# Circuits

Circuits are pathways that allow electricity to flow through components like wires, switches, and bulbs. They can be simple, like a flashlight circuit, or complex, like those found in electronic devices. Understanding circuits helps us design and use electrical systems efficiently in everyday life.

**Equations on this page:**

Charge and Potential Difference (Ohm's Law)

**Practicals on this page:**

Investigating Resistance

## Electric current, Potential Difference & Resistance

**Electric current** is the flow of electric charge through a **conductor**. Think of it like the flow of water in a pipe. In this analogy, electric charge is like the water, and the conductor (such as a wire) is like the pipe. Electric current is measured in **amperes (A)**. An **ammeter** measures the current flowing through a wire.

**Potential difference**, often called **voltage**, is the energy transferred per unit charge as a charge moves between two points in an electrical circuit. It's like the "push" that drives the flow of electric charge through a circuit, similar to the pressure that pushes water through a pipe. Potential difference is measured in **volts (V)**. A battery or power supply provides a potential difference across a circuit, causing electric charges to move through the circuit. A **voltmeter** measures the current flowing through a wire.

**Resistance** is a measure of how much a component or material opposes the flow of electric current. It's like the "narrowness" of a pipe in our water analogy. A narrow pipe would offer more resistance to water flow compared to a wider pipe. Resistance is measured in **ohms (Ω)**, and it's represented by the symbol **R**.

Different materials have different resistances. For example, metals like copper have low resistance, while materials like rubber or plastic have high resistance. Resistance in a wire depends on factors like the material, length, thickness (cross-sectional area), and temperature of the wire.

## What's the difference between Series and Parallel circuits?

In a **series circuit**, components (such as bulbs, resistors, or batteries) are connected one after the other in a single loop or pathway. The same current flows through each component in the circuit. It's like a line of people holding hands - they all move together at the same speed. If one component in a series circuit stops working or is removed, it breaks the circuit, and all components stop working because the circuit is broken at that point.

**Voltage:**In a series circuit, the total voltage (potential difference) across the circuit is equal to the sum of the voltages across each component.**Current:**In a series circuit, the current is the same through all components.**Resistance:**In a series circuit, the total resistance is the sum of the resistances of each component.

In a **parallel circuit**, components are connected in multiple branches or pathways, with each component connected directly across the power source (like batteries). The current is split up among the branches of the circuit. It's like a road with multiple lanes - traffic (current) can flow through each lane independently. If one component in a parallel circuit stops working or is removed, the other components will continue to work because each branch of the circuit is separate from the others.

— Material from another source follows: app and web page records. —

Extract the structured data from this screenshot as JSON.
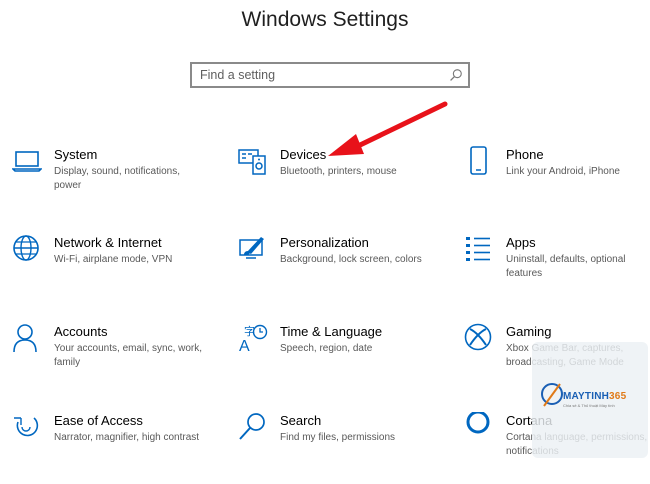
{
  "window": {
    "title": "Windows Settings"
  },
  "search": {
    "placeholder": "Find a setting",
    "icon": "search-icon"
  },
  "accent_color": "#0067c0",
  "tiles": [
    {
      "title": "System",
      "description": "Display, sound, notifications, power",
      "icon": "laptop-icon"
    },
    {
      "title": "Devices",
      "description": "Bluetooth, printers, mouse",
      "icon": "devices-icon"
    },
    {
      "title": "Phone",
      "description": "Link your Android, iPhone",
      "icon": "phone-icon"
    },
    {
      "title": "Network & Internet",
      "description": "Wi-Fi, airplane mode, VPN",
      "icon": "globe-icon"
    },
    {
      "title": "Personalization",
      "description": "Background, lock screen, colors",
      "icon": "paintbrush-icon"
    },
    {
      "title": "Apps",
      "description": "Uninstall, defaults, optional features",
      "icon": "apps-list-icon"
    },
    {
      "title": "Accounts",
      "description": "Your accounts, email, sync, work, family",
      "icon": "person-icon"
    },
    {
      "title": "Time & Language",
      "description": "Speech, region, date",
      "icon": "time-language-icon"
    },
    {
      "title": "Gaming",
      "description": "Xbox Game Bar, captures, broadcasting, Game Mode",
      "icon": "xbox-icon"
    },
    {
      "title": "Ease of Access",
      "description": "Narrator, magnifier, high contrast",
      "icon": "ease-of-access-icon"
    },
    {
      "title": "Search",
      "description": "Find my files, permissions",
      "icon": "search-icon"
    },
    {
      "title": "Cortana",
      "description": "Cortana language, permissions, notifications",
      "icon": "cortana-icon"
    }
  ],
  "annotation": {
    "color": "#e8121a",
    "icon": "red-arrow"
  },
  "watermark": {
    "brand_prefix": "MAYTINH",
    "brand_number": "365",
    "tagline": "Chia sẻ & Thủ thuật Máy tính"
  }
}
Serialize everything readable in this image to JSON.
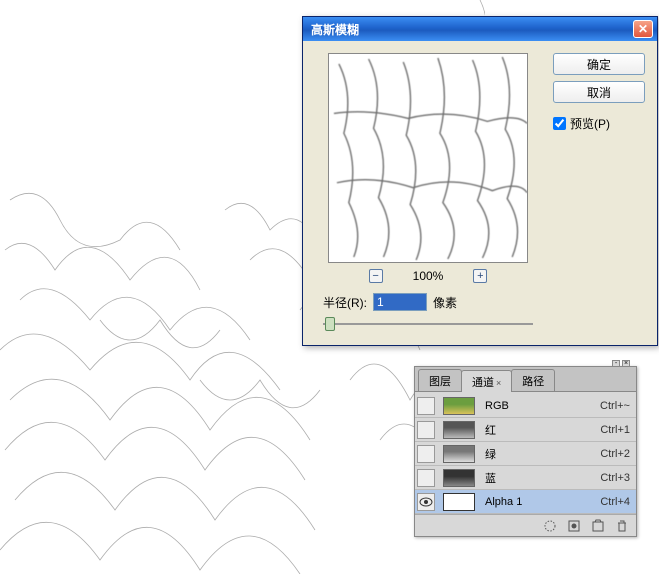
{
  "dialog": {
    "title": "高斯模糊",
    "ok_label": "确定",
    "cancel_label": "取消",
    "preview_label": "预览(P)",
    "zoom_pct": "100%",
    "radius_label": "半径(R):",
    "radius_value": "1",
    "radius_unit": "像素"
  },
  "panel": {
    "tabs": {
      "layers": "图层",
      "channels": "通道",
      "paths": "路径"
    },
    "channels": [
      {
        "name": "RGB",
        "shortcut": "Ctrl+~",
        "thumb": "rgb"
      },
      {
        "name": "红",
        "shortcut": "Ctrl+1",
        "thumb": "red"
      },
      {
        "name": "绿",
        "shortcut": "Ctrl+2",
        "thumb": "green"
      },
      {
        "name": "蓝",
        "shortcut": "Ctrl+3",
        "thumb": "blue"
      },
      {
        "name": "Alpha 1",
        "shortcut": "Ctrl+4",
        "thumb": "alpha"
      }
    ]
  }
}
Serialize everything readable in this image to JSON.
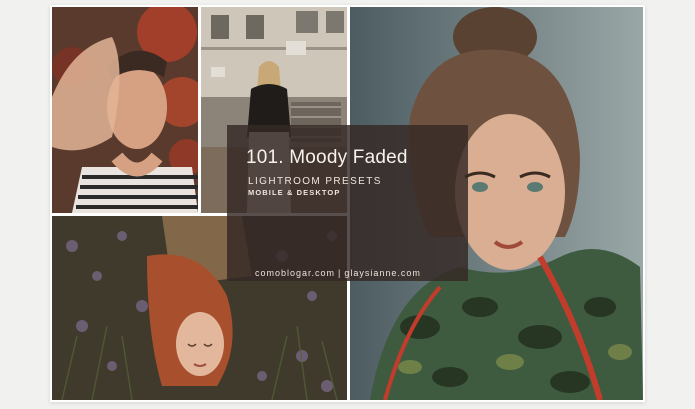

**Voltage:**In a parallel circuit, the voltage across each component is the same as the total voltage supplied by the power source.**Current:**In a parallel circuit, the total current entering the circuit is equal to the sum of the currents in each branch.**Resistance:**In a parallel circuit, the total resistance decreases as more branches are added because resistance decreases with more paths for current to flow.

## EQUATION - Charge

Charge flow through a circuit can be worked out with current and time.

## EQUATION - Potential Difference (Ohm's Law)

Potential difference can be calculated by using the current and resistance. This is also known as **Ohm's Law** which states that the current flowing through a conductor is directly proportional to the voltage applied across it, provided the temperature remains constant.

## PRACTICAL - Investigating Resistance

- Set up a simple circuit consisting of a power supply (such as a battery), wires, a resistor (whose resistance you're investigating), and a variable resistor to control the current.
- Measure the voltage across the resistor using a voltmeter and the current passing through it using an ammeter.
- By changing the resistance of the variable resistor and recording corresponding voltage and current readings, you can plot a graph of voltage against current.
- Resistance can then be calculated using Ohm's law, which states that resistance equals voltage divided by current.
- Analyzing the gradient of the resulting graph helps determine the resistance of the resistor under investigation.
- Repeating the experiment with different values of resistance can provide data to verify Ohm's law and understand the relationship between voltage, current, and resistance in a circuit.